It’s hard to believe that July is over—where did the summer go?? After six weeks of fun activities and lively discussions, our summer book clubbers packed up their bookmarks and headed out for their August vacations. When school starts in the fall, they’ll have a toolbox of new strategies for determining character traits, visualizing settings, and identifying the problem and possible solutions in their stories. The next time they’re asked to summarize a story, they can take out the colorful comic strip they created in book club this summer as a reminder for how to visualize the main events.
Book clubs are great ways to develop reading skills, but there are also plenty of ways to practice reading comprehension and fluency with your child:
Buddy Reading: Take turns reading with your child, alternating each page. This will help your child to hear a fluent reader and to practice his or her fluency as well. Additionally, this type of reading provides you with an opportunity to discuss the book by asking questions such as: What was the most important event in this chapter or section? Why do you think the character said or did that? What do you think will happen next? What would you do if you were in this situation?

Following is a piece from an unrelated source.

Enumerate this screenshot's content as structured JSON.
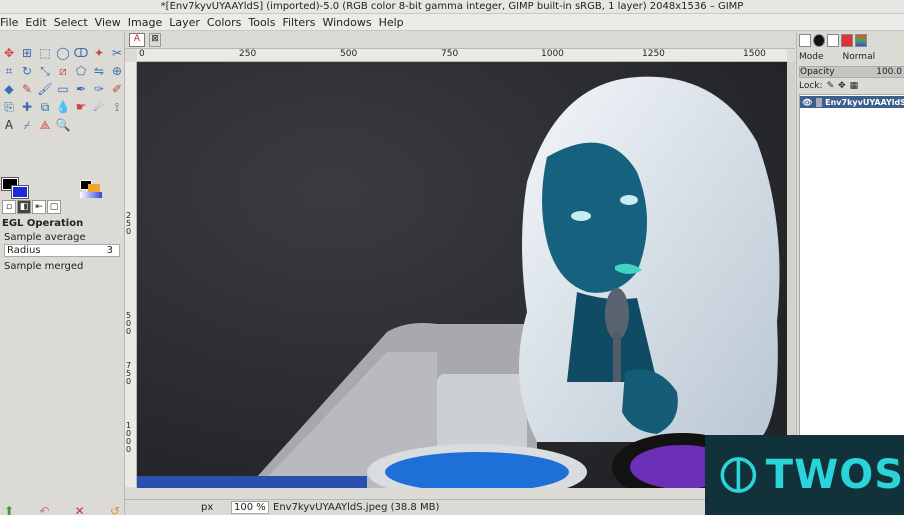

Reader’s Theater: Create a play using an interesting scene in the book. Each reader can read the dialogue of a different character, practicing reading with expression and fluency. It’s even more fun when each person has to read the parts of multiple characters, creating different voices and speaking styles! This allows students to read the same text multiple times (in order to practice their parts) and practice reading aloud and with meaningful expression. This type of reading will also help to deepen comprehension, as the reader thinks about the feeling and actions of the character to use the appropriate expression while reading.
Listen to Reading: Have your child listen to an audio version of a book while following along with a print version. Listening to a book can be a nice change for children who struggle with reading. This allows them to hear expressive and fluent reading while also exposes them to new and interesting vocabulary. Following along with a text is key to ensure engagement and comprehension. Readers can underline interesting vocabulary or important events while listening.
When your child is reading on his own, it is important that he chooses a book that is “just right.” Reading a book that is too hard can be frustrating for children and can perpetuate the feeling of “reading is too hard.” To determine if a book is “just right” have your child pick a book that seems interesting to him.
Then, ask the following questions:
- Ask your child to read the second page in the book aloud.
- Have him hold up 5 fingers and each time he comes to a word that he must sound out or that he does not know, he should put a finger down.
- At the end of the page, if all 5 fingers are down, then the book is too difficult for this reader.
- If 3 or 4 fingers are down, then ask your child to read the next page or two.
- Then, check for comprehension by asking him to summarize what he read.
Whether alone, out loud or listening to a digital version, the most important thing to remember is that children improve their reading skills by spending time reading appropriate books. This is the number one factor in improving fluency, expression and comprehension!